=== AVAILABLE DATA ===

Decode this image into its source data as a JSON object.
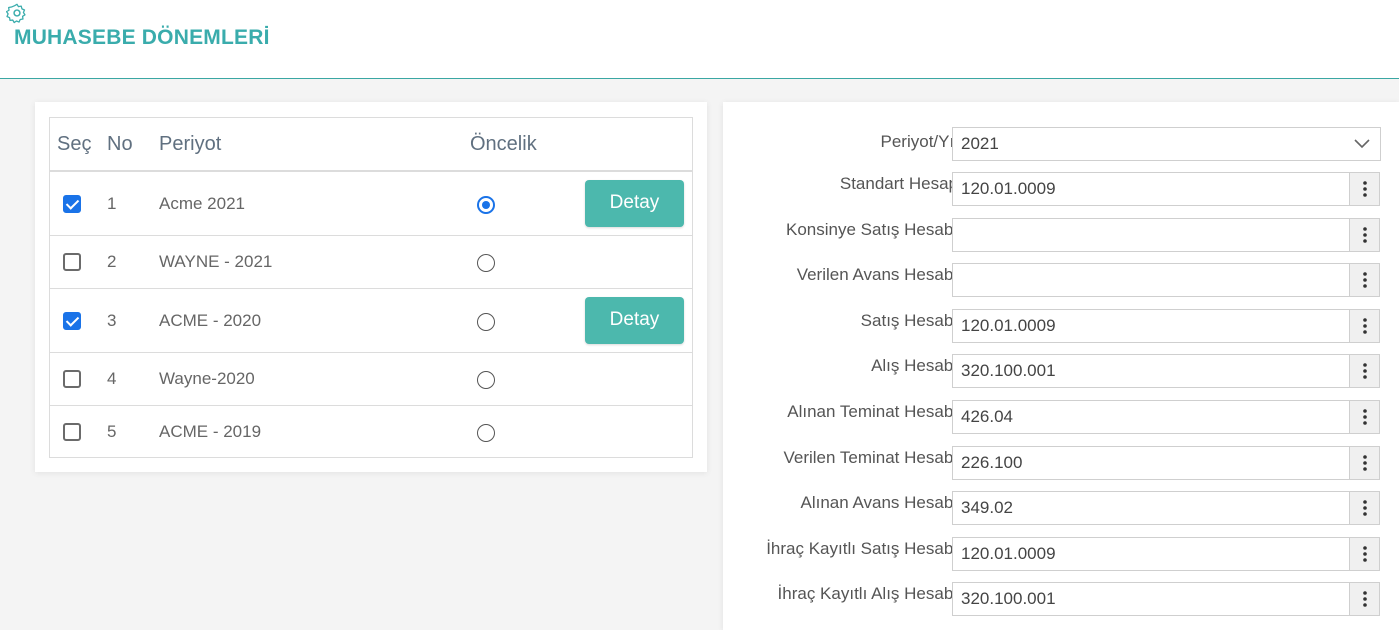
{
  "page": {
    "title": "MUHASEBE DÖNEMLERİ",
    "settings_icon": "gear-icon"
  },
  "colors": {
    "accent": "#3aacac",
    "button": "#4cb8ad",
    "check": "#1a73e8"
  },
  "periods_table": {
    "headers": {
      "select": "Seç",
      "no": "No",
      "period": "Periyot",
      "priority": "Öncelik"
    },
    "rows": [
      {
        "no": "1",
        "period": "Acme 2021",
        "selected": true,
        "priority": true,
        "detail_label": "Detay"
      },
      {
        "no": "2",
        "period": "WAYNE - 2021",
        "selected": false,
        "priority": false,
        "detail_label": ""
      },
      {
        "no": "3",
        "period": "ACME - 2020",
        "selected": true,
        "priority": false,
        "detail_label": "Detay"
      },
      {
        "no": "4",
        "period": "Wayne-2020",
        "selected": false,
        "priority": false,
        "detail_label": ""
      },
      {
        "no": "5",
        "period": "ACME - 2019",
        "selected": false,
        "priority": false,
        "detail_label": ""
      }
    ]
  },
  "form": {
    "period_year": {
      "label": "Periyot/Yıl",
      "value": "2021"
    },
    "fields": [
      {
        "label": "Standart Hesap",
        "value": "120.01.0009"
      },
      {
        "label": "Konsinye Satış Hesabı",
        "value": ""
      },
      {
        "label": "Verilen Avans Hesabı",
        "value": ""
      },
      {
        "label": "Satış Hesabı",
        "value": "120.01.0009"
      },
      {
        "label": "Alış Hesabı",
        "value": "320.100.001"
      },
      {
        "label": "Alınan Teminat Hesabı",
        "value": "426.04"
      },
      {
        "label": "Verilen Teminat Hesabı",
        "value": "226.100"
      },
      {
        "label": "Alınan Avans Hesabı",
        "value": "349.02"
      },
      {
        "label": "İhraç Kayıtlı Satış Hesabı",
        "value": "120.01.0009"
      },
      {
        "label": "İhraç Kayıtlı Alış Hesabı",
        "value": "320.100.001"
      }
    ],
    "lookup_icon": "kebab-menu-icon"
  }
}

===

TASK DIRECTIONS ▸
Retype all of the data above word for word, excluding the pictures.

EXERCISE RESULT ▸
Decode this image into its source data as a JSON object.
{
  "page": {
    "title": "MUHASEBE DÖNEMLERİ",
    "settings_icon": "gear-icon"
  },
  "colors": {
    "accent": "#3aacac",
    "button": "#4cb8ad",
    "check": "#1a73e8"
  },
  "periods_table": {
    "headers": {
      "select": "Seç",
      "no": "No",
      "period": "Periyot",
      "priority": "Öncelik"
    },
    "rows": [
      {
        "no": "1",
        "period": "Acme 2021",
        "selected": true,
        "priority": true,
        "detail_label": "Detay"
      },
      {
        "no": "2",
        "period": "WAYNE - 2021",
        "selected": false,
        "priority": false,
        "detail_label": ""
      },
      {
        "no": "3",
        "period": "ACME - 2020",
        "selected": true,
        "priority": false,
        "detail_label": "Detay"
      },
      {
        "no": "4",
        "period": "Wayne-2020",
        "selected": false,
        "priority": false,
        "detail_label": ""
      },
      {
        "no": "5",
        "period": "ACME - 2019",
        "selected": false,
        "priority": false,
        "detail_label": ""
      }
    ]
  },
  "form": {
    "period_year": {
      "label": "Periyot/Yıl",
      "value": "2021"
    },
    "fields": [
      {
        "label": "Standart Hesap",
        "value": "120.01.0009"
      },
      {
        "label": "Konsinye Satış Hesabı",
        "value": ""
      },
      {
        "label": "Verilen Avans Hesabı",
        "value": ""
      },
      {
        "label": "Satış Hesabı",
        "value": "120.01.0009"
      },
      {
        "label": "Alış Hesabı",
        "value": "320.100.001"
      },
      {
        "label": "Alınan Teminat Hesabı",
        "value": "426.04"
      },
      {
        "label": "Verilen Teminat Hesabı",
        "value": "226.100"
      },
      {
        "label": "Alınan Avans Hesabı",
        "value": "349.02"
      },
      {
        "label": "İhraç Kayıtlı Satış Hesabı",
        "value": "120.01.0009"
      },
      {
        "label": "İhraç Kayıtlı Alış Hesabı",
        "value": "320.100.001"
      }
    ],
    "lookup_icon": "kebab-menu-icon"
  }
}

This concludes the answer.